Augustus: Caesar & god. Varying [Egyptian] Images of the 1st Roman Emperor
Posted: Thu Apr 04, 2019 2:09 pm
Temple reliefs are among the most widely recognised forms of Egyptian art. In some cases they adorn every surface of a temple’s walls, columns and ceiling. A common misconception is that temple building and decoration ceased during the Imperial period. However, there is evidence of large scale building works funded by the emperors.
... images ... show Augustus as a traditional Pharaoh, wearing a variety of different headdresses and offering varying things to gods and goddesses including Isis, Sekhmet, Osiris, Horus and Toth ...
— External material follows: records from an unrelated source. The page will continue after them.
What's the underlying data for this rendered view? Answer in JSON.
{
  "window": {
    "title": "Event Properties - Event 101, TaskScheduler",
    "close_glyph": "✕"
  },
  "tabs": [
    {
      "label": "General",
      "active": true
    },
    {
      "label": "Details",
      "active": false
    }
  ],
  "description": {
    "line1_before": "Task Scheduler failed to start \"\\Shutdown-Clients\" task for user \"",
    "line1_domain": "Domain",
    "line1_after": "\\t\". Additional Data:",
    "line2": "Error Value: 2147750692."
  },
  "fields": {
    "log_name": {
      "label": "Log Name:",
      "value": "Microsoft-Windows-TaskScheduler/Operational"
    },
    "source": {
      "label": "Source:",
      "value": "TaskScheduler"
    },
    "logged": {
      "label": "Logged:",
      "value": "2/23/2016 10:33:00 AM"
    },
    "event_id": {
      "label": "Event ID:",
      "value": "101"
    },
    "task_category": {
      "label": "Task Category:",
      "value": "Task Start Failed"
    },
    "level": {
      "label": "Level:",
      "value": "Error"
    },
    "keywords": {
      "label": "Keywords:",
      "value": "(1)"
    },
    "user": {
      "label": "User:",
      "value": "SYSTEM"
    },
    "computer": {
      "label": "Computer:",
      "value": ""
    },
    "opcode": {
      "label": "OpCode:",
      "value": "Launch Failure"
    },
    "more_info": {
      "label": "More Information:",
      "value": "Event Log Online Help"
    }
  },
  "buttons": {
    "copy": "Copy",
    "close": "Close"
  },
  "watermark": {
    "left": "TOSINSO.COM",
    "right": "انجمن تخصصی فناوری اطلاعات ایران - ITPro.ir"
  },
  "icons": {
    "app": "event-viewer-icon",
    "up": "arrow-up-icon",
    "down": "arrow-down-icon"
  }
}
... it is safe to say that Augustus was seen by the majority of the population as Pharaoh. His appearance all over Egypt in traditional and non-traditional materials and motifs shows his peculiar position within the hierarchy of Egypt. As sole leader, he is recognised as both Egyptian and Roman, from state sponsored reliefs, local priests and local magnates.This unique positioning can be seen to show Augustus’ ability to adapt his iconography to local idiom ...
Augustus: Caesar and god.
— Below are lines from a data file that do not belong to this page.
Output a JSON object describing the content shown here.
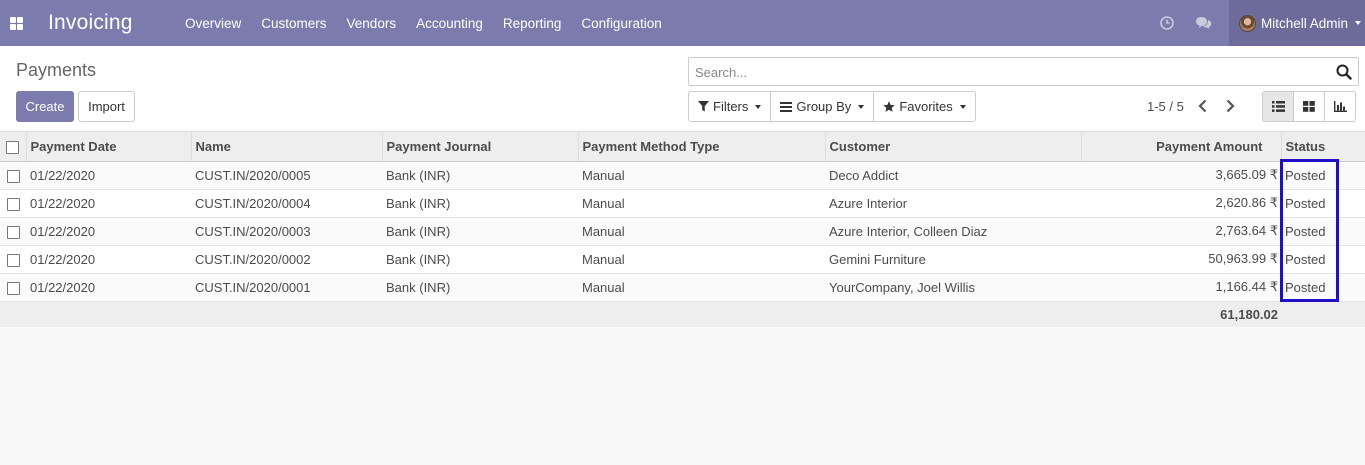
{
  "app": {
    "title": "Invoicing"
  },
  "menu": [
    {
      "label": "Overview"
    },
    {
      "label": "Customers"
    },
    {
      "label": "Vendors"
    },
    {
      "label": "Accounting"
    },
    {
      "label": "Reporting"
    },
    {
      "label": "Configuration"
    }
  ],
  "user": {
    "name": "Mitchell Admin"
  },
  "page": {
    "breadcrumb": "Payments"
  },
  "buttons": {
    "create": "Create",
    "import": "Import"
  },
  "search": {
    "placeholder": "Search..."
  },
  "filters": {
    "filters": "Filters",
    "group_by": "Group By",
    "favorites": "Favorites"
  },
  "pager": {
    "text": "1-5 / 5"
  },
  "table": {
    "columns": [
      "Payment Date",
      "Name",
      "Payment Journal",
      "Payment Method Type",
      "Customer",
      "Payment Amount",
      "Status"
    ],
    "rows": [
      {
        "date": "01/22/2020",
        "name": "CUST.IN/2020/0005",
        "journal": "Bank (INR)",
        "method": "Manual",
        "customer": "Deco Addict",
        "amount": "3,665.09 ₹",
        "status": "Posted"
      },
      {
        "date": "01/22/2020",
        "name": "CUST.IN/2020/0004",
        "journal": "Bank (INR)",
        "method": "Manual",
        "customer": "Azure Interior",
        "amount": "2,620.86 ₹",
        "status": "Posted"
      },
      {
        "date": "01/22/2020",
        "name": "CUST.IN/2020/0003",
        "journal": "Bank (INR)",
        "method": "Manual",
        "customer": "Azure Interior, Colleen Diaz",
        "amount": "2,763.64 ₹",
        "status": "Posted"
      },
      {
        "date": "01/22/2020",
        "name": "CUST.IN/2020/0002",
        "journal": "Bank (INR)",
        "method": "Manual",
        "customer": "Gemini Furniture",
        "amount": "50,963.99 ₹",
        "status": "Posted"
      },
      {
        "date": "01/22/2020",
        "name": "CUST.IN/2020/0001",
        "journal": "Bank (INR)",
        "method": "Manual",
        "customer": "YourCompany, Joel Willis",
        "amount": "1,166.44 ₹",
        "status": "Posted"
      }
    ],
    "total": "61,180.02"
  },
  "colors": {
    "brand": "#7c7bad",
    "highlight": "#1f0fc7"
  },
  "icons": [
    "apps-icon",
    "clock-icon",
    "chat-icon",
    "search-icon",
    "filter-icon",
    "group-by-icon",
    "star-icon",
    "chevron-left-icon",
    "chevron-right-icon",
    "list-view-icon",
    "kanban-view-icon",
    "graph-view-icon"
  ]
}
Varying Images of the First Roman Emperor
The University of Nottingham
in Christoph Klose, Lukas C. Bossert, William Leveritt (eds.) | Fresh Perspectives on Graeco-Roman Visual Culture. Proceedings of an International Conference at Humboldt-Universität, Berlin, 2nd–3rd September 2013 | 2015